                  These are not Brexit voting millionaires. They sold up their modest house in the UK, paid off the small mortgage that was left, and this gave them a chunk of cash for a more comfortable retirement than they could have had in the UK. This means for the value of their house in France plus whatever they have they have no chance of buying anything back in the UK. And it gets worse than that as the area is full of British expats it's likely the prices will plummet if people start moving out.

                  They've always seemed really happy out there, and it was always going to be "forever". But it was a bit shocking to hear my Dad saying, whilst boring me about his DIY plans, "I'm not sure it's worth it now. We might be leaving soon.".

                  Will work inside IR35. Or for food.

                  Comment


                    #10
                    Originally posted by VectraMan View Post
                    So...

                    My father and step-mother moved to France 3 years ago to retire. They'd bought a tumbledown house some years before and have spent lots of time and money doing it up, with still some work to go. My Dad's Mr DIY so basically this is his hobby.

                    One factor is that they generally get much better healthcare in France, although they have to pay for some of it with expensive insurance mostly the cost is paid by the NHS (that only applies if you're retired). My Dad turned 70 last year, and they both have a few health issues so this is essential.

                    I went to see them last week, and they were some what more gloomy about the future.

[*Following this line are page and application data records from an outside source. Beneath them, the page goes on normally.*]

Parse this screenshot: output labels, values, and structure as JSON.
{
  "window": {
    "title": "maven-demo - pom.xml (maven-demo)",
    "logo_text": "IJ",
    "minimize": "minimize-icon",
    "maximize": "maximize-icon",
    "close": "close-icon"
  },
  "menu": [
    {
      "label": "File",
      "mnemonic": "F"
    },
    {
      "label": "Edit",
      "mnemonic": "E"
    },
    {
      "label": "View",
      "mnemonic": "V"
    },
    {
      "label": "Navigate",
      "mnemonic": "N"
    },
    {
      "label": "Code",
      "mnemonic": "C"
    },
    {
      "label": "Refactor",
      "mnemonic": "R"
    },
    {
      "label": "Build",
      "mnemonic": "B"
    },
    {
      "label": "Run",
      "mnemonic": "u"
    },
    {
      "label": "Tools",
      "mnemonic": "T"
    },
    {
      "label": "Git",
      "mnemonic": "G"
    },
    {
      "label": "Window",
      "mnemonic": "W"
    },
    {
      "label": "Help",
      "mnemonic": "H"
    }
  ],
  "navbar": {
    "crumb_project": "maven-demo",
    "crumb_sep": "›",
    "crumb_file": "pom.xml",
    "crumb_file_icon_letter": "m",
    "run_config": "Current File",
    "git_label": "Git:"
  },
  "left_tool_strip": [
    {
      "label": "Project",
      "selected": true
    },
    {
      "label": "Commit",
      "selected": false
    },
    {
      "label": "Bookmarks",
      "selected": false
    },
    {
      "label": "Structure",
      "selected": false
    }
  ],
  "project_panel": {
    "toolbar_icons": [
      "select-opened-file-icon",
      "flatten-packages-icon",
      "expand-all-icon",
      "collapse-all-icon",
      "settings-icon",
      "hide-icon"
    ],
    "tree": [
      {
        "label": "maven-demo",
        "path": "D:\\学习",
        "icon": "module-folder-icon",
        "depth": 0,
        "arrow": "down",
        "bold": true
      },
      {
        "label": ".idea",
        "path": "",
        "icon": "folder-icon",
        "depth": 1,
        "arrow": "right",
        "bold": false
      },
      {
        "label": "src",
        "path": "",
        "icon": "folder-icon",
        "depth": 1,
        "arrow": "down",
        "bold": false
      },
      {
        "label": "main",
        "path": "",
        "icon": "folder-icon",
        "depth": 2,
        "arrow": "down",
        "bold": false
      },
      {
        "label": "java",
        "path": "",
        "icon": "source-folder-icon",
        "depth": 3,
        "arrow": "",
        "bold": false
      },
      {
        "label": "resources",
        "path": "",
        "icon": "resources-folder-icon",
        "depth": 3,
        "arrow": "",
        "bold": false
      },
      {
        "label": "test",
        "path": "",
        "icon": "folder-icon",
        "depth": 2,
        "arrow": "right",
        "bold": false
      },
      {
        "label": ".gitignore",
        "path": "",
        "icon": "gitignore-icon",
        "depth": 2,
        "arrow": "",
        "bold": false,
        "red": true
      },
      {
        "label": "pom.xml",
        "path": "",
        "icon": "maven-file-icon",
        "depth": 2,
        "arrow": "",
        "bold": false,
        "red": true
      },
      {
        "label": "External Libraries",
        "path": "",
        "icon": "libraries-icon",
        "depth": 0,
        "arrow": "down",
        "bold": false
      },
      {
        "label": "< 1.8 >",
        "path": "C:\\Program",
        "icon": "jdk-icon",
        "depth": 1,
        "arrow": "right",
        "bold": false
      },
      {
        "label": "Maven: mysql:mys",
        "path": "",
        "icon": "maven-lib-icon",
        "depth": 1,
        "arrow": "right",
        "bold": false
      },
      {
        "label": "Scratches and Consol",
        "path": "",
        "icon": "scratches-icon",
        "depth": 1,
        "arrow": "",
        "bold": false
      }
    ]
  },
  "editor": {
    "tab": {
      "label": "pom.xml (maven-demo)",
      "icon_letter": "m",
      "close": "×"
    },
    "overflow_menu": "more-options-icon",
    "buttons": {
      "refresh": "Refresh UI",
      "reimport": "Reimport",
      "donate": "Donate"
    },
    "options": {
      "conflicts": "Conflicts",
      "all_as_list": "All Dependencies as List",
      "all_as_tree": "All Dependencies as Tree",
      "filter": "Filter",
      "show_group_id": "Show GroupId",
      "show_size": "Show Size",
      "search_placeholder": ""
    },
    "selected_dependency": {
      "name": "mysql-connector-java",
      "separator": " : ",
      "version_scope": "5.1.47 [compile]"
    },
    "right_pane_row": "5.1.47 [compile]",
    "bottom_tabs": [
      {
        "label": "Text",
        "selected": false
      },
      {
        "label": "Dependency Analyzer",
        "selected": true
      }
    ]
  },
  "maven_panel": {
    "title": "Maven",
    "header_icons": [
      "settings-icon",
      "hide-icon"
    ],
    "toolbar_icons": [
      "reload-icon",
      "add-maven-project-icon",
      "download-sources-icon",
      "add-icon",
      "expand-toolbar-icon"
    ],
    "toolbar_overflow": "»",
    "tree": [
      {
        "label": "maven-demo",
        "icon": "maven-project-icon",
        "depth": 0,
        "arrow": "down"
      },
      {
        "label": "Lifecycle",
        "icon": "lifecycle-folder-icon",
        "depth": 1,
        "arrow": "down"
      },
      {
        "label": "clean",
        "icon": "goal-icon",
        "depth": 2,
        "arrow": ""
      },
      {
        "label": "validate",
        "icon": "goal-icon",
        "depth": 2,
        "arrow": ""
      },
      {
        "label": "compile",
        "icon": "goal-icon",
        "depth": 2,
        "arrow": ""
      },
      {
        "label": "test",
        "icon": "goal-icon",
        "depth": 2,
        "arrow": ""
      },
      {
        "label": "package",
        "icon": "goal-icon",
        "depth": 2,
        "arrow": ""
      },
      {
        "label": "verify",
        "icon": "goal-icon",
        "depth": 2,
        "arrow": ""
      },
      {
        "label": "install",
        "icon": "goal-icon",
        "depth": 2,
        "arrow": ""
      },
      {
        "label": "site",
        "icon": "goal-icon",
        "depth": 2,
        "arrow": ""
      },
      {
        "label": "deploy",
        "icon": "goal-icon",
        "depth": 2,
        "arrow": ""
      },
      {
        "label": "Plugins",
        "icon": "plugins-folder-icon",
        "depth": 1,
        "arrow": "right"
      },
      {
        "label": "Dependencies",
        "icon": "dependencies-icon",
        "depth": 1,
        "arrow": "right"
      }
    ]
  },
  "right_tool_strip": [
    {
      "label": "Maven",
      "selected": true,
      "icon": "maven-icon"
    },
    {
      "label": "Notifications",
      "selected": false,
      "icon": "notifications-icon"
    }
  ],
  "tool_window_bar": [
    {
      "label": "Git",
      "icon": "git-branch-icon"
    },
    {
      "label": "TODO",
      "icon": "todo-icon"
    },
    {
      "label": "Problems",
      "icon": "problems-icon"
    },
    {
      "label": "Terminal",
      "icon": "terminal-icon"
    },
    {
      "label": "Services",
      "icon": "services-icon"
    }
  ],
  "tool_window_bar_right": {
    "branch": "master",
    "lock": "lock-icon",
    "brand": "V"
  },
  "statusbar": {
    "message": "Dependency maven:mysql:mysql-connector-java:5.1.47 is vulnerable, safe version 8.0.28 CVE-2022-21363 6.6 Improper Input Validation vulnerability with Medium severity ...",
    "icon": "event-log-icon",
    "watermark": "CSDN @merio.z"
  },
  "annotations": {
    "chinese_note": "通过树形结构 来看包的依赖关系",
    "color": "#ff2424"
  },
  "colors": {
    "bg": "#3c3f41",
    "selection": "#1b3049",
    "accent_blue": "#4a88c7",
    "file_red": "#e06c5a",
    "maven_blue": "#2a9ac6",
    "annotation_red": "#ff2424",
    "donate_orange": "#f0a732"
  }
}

In particular thanks to Brexit they're saying that if they don't get the same healthcare arrangements then they'll have no choice but to return to the UK, and this is the feeling amongst the expat community as a whole. People seem to focus on the right to stay, which is unlikely to change, but inside the EU guarantees all sorts of things that people depend on that could be all or partially taken away. And of course they're already worse off thanks to the fall in the pound.

                    These are not Brexit voting millionaires. They sold up their modest house in the UK, paid off the small mortgage that was left, and this gave them a chunk of cash for a more comfortable retirement than they could have had in the UK. This means for the value of their house in France plus whatever they have they have no chance of buying anything back in the UK. And it gets worse than that as the area is full of British expats it's likely the prices will plummet if people start moving out.

                    They've always seemed really happy out there, and it was always going to be "forever". But it was a bit shocking to hear my Dad saying, whilst boring me about his DIY plans, "I'm not sure it's worth it now. We might be leaving soon.".

                    3 years you say? Plus 2 years to brexit. Plus delays.

                    Easily get a permanent residency visa by then. 5 years needed.

                    https://www.thelocal.fr/20161116/how...ency-in-france

                    Comment

                    Working...
                    X